**DIRECTIONS FOR THIS TASK**
The number of lines below that contain the word "geom" is all that the answer should hold.

Dataset entries
■ ■ ■

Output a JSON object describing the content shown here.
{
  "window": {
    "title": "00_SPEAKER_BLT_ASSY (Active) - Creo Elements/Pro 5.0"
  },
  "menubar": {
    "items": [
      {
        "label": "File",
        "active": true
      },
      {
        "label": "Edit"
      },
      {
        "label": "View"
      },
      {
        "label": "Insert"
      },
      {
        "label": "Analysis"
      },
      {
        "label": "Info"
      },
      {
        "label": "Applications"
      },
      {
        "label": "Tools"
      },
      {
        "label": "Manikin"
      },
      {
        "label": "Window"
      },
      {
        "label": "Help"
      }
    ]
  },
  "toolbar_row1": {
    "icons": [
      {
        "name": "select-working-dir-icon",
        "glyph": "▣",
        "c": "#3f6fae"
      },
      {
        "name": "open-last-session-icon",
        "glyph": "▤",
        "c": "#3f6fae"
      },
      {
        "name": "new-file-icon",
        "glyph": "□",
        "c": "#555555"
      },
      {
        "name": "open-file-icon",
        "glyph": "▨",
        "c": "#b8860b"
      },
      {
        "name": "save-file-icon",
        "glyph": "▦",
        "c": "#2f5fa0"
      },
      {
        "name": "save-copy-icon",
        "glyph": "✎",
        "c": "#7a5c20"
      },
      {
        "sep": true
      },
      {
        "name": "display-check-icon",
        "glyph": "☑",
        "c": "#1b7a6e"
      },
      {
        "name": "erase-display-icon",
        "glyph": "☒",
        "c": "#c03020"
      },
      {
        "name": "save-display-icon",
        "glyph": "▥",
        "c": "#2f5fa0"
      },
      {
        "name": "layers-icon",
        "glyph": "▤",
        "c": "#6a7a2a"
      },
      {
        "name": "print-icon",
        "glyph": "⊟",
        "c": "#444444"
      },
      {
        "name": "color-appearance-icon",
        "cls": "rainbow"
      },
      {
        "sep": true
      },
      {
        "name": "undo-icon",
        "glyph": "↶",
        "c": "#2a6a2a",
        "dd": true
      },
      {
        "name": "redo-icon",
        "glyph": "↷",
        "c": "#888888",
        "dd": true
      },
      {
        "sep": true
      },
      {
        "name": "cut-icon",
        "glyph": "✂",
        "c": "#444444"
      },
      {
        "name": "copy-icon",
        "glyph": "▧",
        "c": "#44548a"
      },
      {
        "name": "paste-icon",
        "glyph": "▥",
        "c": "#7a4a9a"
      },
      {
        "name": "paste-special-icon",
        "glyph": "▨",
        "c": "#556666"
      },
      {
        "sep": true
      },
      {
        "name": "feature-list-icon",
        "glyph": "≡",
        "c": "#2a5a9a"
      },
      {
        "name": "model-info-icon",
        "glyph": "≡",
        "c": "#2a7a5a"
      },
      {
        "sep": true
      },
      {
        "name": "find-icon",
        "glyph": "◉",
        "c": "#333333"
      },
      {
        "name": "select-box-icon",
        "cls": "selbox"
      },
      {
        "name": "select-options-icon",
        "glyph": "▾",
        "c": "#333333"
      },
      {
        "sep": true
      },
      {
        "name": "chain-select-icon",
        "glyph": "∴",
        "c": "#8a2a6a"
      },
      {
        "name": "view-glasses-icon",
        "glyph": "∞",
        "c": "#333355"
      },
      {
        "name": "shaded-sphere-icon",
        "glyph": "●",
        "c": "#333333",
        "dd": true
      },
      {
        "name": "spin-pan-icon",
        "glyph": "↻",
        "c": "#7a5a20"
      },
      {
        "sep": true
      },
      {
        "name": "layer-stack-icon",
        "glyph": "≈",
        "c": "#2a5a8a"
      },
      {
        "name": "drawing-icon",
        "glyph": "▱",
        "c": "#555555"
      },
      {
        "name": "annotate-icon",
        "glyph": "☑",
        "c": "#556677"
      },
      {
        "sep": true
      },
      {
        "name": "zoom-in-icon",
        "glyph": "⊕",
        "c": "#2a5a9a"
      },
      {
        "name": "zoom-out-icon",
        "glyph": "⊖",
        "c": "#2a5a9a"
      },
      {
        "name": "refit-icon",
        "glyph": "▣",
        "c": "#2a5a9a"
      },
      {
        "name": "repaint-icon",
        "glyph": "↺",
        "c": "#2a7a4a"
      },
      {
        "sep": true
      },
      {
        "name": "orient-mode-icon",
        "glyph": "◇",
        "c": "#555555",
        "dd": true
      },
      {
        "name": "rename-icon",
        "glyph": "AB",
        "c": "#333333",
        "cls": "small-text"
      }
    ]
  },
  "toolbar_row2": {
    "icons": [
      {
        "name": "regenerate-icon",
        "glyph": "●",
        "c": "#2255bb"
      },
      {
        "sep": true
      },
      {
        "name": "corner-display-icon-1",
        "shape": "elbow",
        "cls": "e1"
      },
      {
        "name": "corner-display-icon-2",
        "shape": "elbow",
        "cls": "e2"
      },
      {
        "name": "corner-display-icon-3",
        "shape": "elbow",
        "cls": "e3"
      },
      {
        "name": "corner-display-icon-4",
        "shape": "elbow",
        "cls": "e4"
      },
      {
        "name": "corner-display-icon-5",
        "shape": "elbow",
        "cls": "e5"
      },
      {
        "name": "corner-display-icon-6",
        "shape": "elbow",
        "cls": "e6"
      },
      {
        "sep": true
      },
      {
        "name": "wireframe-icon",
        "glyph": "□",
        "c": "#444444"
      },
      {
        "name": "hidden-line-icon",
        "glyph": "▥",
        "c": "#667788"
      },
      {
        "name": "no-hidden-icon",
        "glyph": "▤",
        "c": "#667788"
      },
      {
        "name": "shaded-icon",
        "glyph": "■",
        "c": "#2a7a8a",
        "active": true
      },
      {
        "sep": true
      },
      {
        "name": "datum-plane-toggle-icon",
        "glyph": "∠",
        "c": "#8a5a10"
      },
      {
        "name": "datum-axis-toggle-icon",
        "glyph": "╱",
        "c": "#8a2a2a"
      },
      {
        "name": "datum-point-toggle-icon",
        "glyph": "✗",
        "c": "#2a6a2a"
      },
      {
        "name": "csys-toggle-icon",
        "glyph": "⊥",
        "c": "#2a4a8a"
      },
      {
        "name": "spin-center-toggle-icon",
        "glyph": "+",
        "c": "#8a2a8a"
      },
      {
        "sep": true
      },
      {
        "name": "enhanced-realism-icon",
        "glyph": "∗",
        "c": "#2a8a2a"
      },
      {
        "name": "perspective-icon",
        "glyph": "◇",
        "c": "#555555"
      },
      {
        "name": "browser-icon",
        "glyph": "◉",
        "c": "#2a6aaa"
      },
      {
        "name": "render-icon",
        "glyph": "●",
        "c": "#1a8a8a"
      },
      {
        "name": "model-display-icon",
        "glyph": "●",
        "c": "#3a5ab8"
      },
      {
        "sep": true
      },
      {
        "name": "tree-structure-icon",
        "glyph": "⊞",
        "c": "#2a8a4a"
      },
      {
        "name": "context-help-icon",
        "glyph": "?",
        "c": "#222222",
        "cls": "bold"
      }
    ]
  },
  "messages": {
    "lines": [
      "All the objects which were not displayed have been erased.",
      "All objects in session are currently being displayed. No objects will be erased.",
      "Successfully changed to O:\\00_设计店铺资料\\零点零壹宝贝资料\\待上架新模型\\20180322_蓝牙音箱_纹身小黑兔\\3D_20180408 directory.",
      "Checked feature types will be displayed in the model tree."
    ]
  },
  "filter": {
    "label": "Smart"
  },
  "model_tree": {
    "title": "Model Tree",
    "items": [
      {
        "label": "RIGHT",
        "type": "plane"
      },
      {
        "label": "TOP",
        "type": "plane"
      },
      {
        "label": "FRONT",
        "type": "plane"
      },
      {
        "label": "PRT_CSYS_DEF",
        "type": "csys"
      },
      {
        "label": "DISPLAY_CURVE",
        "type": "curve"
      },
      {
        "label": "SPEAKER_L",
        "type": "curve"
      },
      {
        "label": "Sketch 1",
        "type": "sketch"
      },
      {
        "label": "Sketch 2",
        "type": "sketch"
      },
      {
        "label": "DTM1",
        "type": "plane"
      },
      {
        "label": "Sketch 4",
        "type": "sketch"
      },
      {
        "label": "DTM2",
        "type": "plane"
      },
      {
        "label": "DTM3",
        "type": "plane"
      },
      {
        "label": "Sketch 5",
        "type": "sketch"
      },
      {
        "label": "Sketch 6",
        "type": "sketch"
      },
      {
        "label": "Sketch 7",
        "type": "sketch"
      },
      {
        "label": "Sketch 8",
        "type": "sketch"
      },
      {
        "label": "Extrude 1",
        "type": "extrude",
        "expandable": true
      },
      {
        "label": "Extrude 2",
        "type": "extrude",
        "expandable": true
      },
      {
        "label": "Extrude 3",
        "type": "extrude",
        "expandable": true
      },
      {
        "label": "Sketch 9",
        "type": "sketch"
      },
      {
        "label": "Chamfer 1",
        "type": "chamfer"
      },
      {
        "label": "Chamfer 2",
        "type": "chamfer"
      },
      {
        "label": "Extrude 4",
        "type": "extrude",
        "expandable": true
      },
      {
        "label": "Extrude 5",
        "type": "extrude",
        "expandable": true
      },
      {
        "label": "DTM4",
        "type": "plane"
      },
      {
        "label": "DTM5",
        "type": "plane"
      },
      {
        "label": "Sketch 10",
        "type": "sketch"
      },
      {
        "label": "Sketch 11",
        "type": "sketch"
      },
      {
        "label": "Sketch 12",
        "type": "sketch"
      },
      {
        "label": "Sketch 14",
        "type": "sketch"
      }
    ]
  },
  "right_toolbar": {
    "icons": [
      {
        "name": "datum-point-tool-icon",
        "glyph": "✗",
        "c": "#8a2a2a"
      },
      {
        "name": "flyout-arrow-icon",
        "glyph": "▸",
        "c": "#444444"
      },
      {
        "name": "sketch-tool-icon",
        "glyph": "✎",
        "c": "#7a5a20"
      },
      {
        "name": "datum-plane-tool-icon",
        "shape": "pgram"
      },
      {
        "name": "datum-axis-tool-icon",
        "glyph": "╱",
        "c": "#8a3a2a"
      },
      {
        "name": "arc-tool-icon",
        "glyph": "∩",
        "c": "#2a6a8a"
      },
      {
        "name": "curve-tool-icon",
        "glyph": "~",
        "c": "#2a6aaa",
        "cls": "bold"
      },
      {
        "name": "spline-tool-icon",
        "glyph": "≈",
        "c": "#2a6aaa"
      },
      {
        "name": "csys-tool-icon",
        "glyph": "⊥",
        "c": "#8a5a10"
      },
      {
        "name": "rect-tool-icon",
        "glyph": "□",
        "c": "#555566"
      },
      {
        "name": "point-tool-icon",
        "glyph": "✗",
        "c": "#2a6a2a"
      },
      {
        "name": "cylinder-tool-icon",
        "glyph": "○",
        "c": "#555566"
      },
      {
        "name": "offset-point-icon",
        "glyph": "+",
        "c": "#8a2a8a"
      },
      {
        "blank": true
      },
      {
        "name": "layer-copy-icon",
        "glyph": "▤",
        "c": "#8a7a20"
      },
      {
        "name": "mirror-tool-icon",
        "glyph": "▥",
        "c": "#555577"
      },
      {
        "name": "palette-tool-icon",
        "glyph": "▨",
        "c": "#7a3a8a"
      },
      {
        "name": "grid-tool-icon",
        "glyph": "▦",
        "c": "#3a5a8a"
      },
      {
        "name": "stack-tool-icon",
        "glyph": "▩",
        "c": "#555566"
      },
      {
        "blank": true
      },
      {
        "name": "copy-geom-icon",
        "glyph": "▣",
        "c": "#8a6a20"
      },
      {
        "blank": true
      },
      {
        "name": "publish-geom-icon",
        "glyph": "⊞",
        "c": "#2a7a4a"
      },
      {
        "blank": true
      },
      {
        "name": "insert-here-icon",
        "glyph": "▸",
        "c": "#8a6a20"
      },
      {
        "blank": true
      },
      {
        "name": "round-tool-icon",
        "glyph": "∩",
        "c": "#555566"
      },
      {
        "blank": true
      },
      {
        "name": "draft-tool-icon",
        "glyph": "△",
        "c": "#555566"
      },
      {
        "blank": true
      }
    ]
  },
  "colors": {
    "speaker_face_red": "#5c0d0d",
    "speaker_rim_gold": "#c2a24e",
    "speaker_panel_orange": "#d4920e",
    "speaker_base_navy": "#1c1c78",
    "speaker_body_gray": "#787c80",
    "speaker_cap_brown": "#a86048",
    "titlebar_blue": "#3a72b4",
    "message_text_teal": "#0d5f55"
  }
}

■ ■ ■

**RESPONSE BELOW**
2